Those tests, which were administered at the Hamilton Medical Center, showed that Foster’s BAC was 0.107, nearly .03 over the legal limit. From there, nearly two hours after he was first stopped by police, Foster was transported to the Whitfield County jail.

“I hate this country”

It isn’t Foster’s arrest that has dominated headlines over the last several days, but rather, his dialogue with officers during the incident. Per department standards, Foster’s arrest was both audio and video recorded — and those recordings were quite damning.

“Eleven years I served this county,” Foster said during the exchange. “I hate this county. I prayed to God that he would curse it. And guess what? He did.”

The Democrat went on to make seemingly racist remarks before again reiterating his detest of America.

“Man, I saw it hit and cursed, and I saw people laid off right and left — white people,” Foster lamented. “I hate this county.”

“He’s still in the race”

Foster was found guilty of misdemeanor DUI on Monday by a jury who deliberated for just 15 minutes. Judge Cindy Morris ordered Foster to be held without bond ahead of his sentencing hearing on Tuesday.

Foster — who is the CEO of an urgent care facility known as MedNow, though his personal medical license was suspended indefinitely in October 2002 by the Composite State Board of Medical Examiners, who said he was “unable to practice medicine with reasonable skill and safety to patients due to a psychiatric disorder” — could face as much as a year in prison.

But despite the conviction and his apparent dislike of this country, Foster remains intent on running for House, according to his campaign manager, Dan Lovingood, who is also the Democratic Party’s 14th Congressional District chair and the first vice chair of the Whitfield County party.

“He would not have taken this to trial if he had thought he would be found guilty,” Lovingood said. “I have no comment to make other than that. He’s still in the race. He seems more determined than ever to continue.”

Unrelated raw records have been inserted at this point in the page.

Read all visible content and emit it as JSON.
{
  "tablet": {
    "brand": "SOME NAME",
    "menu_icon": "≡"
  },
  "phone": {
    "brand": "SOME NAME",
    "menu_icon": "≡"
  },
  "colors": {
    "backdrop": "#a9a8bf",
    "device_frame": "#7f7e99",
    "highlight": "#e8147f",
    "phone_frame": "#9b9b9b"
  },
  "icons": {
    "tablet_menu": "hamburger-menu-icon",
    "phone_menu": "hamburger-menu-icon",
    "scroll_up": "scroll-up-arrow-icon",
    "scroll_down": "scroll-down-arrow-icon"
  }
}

Lovingood went on to say that Tuesday’s sentencing may change some things, but that the final decision to run remains with Foster. Unfortunately for him, it’s up to the people of the 14th district to decide who represents them — and with a newfound reputation for hating his country, his odds for winning don’t look great.